K. J. Parker is one of the few authors in the industry who explores the unusual territory of the stand-alone novel. In a time when the trilogy rules and the ongoing series fill the shelves, we lose sight of the beauty of a well-crafted novel that is completely self-contained. Sharps, a novel of politics and swordwork, is a masterful example of the form.
(Description nicked from B&N.com.)
“For the first time in nearly forty years, an uneasy truce has been called between two neighbouring kingdoms. The war has been long and brutal, fought over the usual things: resources, land, money…
Now, there is a chance for peace. Diplomatic talks have begun and with them, the games. Two teams of fencers represent their nations at this pivotal moment.
When the future of the world lies balanced on the point of a rapier, one misstep could mean ruin for all. Human nature being what it is, does peace really have a chance?”
I had a little trouble getting into this book initially, because there is just so much going on. Several characters are introduced and their character arcs set up, the political situation is laid out, and the fencing team is formed. It’s a lot of information to present without making it feel like an information dump, and while Parker does a good job with this set-up, readers will have to be paying close attention, lest they miss something important.
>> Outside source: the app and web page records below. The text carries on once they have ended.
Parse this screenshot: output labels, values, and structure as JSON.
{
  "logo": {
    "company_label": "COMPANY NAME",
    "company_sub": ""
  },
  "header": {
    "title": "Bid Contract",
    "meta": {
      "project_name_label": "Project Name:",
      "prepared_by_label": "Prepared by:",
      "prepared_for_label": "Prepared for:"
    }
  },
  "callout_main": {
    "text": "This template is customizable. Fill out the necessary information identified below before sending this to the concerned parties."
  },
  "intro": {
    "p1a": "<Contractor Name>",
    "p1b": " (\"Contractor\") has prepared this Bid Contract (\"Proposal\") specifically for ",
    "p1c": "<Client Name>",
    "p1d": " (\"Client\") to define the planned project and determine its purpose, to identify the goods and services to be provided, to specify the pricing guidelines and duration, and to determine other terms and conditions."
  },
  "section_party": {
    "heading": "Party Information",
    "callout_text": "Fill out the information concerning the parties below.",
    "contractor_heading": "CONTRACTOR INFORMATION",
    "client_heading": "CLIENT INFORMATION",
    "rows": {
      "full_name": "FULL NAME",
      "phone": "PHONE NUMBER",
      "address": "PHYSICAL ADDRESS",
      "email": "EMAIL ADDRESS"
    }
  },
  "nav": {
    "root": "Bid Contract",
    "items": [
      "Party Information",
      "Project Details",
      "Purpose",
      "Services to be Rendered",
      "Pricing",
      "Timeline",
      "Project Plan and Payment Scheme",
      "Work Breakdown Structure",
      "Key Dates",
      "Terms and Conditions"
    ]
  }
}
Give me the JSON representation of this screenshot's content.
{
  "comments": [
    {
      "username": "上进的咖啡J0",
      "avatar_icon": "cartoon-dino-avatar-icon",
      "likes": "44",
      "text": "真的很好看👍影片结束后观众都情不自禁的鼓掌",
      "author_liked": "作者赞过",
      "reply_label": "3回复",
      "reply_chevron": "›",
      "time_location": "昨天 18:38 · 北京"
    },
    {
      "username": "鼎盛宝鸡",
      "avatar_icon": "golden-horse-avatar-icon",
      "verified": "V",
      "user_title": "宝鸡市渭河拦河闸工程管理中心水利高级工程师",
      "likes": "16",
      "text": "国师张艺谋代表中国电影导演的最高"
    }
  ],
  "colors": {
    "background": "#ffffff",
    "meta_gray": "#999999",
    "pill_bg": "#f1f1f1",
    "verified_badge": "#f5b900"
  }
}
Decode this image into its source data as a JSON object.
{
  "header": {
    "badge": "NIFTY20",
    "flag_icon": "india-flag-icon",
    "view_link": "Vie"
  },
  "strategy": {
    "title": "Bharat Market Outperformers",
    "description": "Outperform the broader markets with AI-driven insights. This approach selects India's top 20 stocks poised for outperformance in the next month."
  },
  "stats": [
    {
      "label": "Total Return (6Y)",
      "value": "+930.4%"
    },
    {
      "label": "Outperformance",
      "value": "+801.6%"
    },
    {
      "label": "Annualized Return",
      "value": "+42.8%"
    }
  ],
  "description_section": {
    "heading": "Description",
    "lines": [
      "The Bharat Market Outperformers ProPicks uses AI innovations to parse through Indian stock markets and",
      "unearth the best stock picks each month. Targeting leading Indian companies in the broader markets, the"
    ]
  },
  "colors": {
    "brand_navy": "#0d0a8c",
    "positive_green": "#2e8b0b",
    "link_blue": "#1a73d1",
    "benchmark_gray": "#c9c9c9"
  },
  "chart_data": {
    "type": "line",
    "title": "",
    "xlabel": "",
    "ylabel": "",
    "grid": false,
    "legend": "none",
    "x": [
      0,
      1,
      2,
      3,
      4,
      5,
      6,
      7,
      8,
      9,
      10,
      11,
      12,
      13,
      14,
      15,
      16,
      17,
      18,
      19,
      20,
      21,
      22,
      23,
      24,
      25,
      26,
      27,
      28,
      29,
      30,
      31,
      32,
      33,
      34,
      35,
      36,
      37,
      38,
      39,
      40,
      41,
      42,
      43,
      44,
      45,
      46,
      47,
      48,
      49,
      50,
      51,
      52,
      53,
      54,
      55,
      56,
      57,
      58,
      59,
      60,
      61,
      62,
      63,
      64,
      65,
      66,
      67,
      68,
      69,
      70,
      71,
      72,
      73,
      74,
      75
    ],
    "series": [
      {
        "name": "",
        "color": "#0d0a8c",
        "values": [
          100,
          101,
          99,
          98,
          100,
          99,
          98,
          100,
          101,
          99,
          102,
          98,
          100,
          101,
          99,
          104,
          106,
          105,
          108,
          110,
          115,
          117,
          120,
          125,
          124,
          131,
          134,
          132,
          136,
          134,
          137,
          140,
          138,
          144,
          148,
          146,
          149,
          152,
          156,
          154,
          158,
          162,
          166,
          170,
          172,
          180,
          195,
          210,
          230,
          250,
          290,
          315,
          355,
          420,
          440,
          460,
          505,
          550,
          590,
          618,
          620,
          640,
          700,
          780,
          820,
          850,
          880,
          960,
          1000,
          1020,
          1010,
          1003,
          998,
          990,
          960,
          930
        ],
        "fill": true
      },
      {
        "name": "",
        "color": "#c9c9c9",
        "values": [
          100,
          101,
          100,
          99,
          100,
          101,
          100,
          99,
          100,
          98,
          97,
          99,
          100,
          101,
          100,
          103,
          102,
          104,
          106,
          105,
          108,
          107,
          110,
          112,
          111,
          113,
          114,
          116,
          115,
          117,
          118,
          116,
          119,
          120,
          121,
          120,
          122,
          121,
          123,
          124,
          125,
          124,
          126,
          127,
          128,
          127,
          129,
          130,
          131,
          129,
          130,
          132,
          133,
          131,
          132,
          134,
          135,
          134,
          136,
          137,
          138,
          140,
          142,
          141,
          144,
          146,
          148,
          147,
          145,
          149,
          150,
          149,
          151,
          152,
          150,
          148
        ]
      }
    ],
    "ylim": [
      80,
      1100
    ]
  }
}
Once the novel gets going, though, everything falls into place. Just as unusual as the choice to write a single-volume story is the author’s use of an ensemble cast. Each characters initial introduction fits into the main plot, and they’re so well-drawn that when questions arise about whether or not one of the party members has orders to create havoc, you really have to wonder who it might be. All of the characters have reasons for being where they are. Some of those reasons are revealed a bit more slowly, but all contribute to the plot.
Interestingly, readers get to know the two countries, Permia and Scheria, in two entirely different ways. The Permians, members of the fencing team that the plot follows, show us the values and beliefs of their country through the close-up examination of their actions and motives. Since they leave Permia soon after the plot begins, it’s about the only way to get to know their national point of view. In contrast, the Scherians don’t really have a lead character to represent them, and thus we learn about them in broad strokes, through watching them as a people. And even so, what readers often realize is that there isn’t a great deal of difference between the two nations. People are people wherever you go.
All of this combines into a novel that is intricate and rich in detail. As the fencing team progresses through Scheria, they constantly hover on the edge of great happenings, and being privy to their speculations on what is going on makes up for the fact that they’re on the fringes of events. Parker keeps the tension high as the team moves towards their final match, and what could be an action that begins a terrible war.
I’d love to read this novel again, because knowing now how things fall out, it would be interesting to go back and see how all of the seeds of the book’s climax were sown. Sharps is a dense story, full of action and battle, but also with flashes of humor and wit. I’ve enjoyed Parker’s other novels, and this one is no exception.
Also by this author: The Hammer
This review appeared on Owlcat Mountain on September 17, 2012.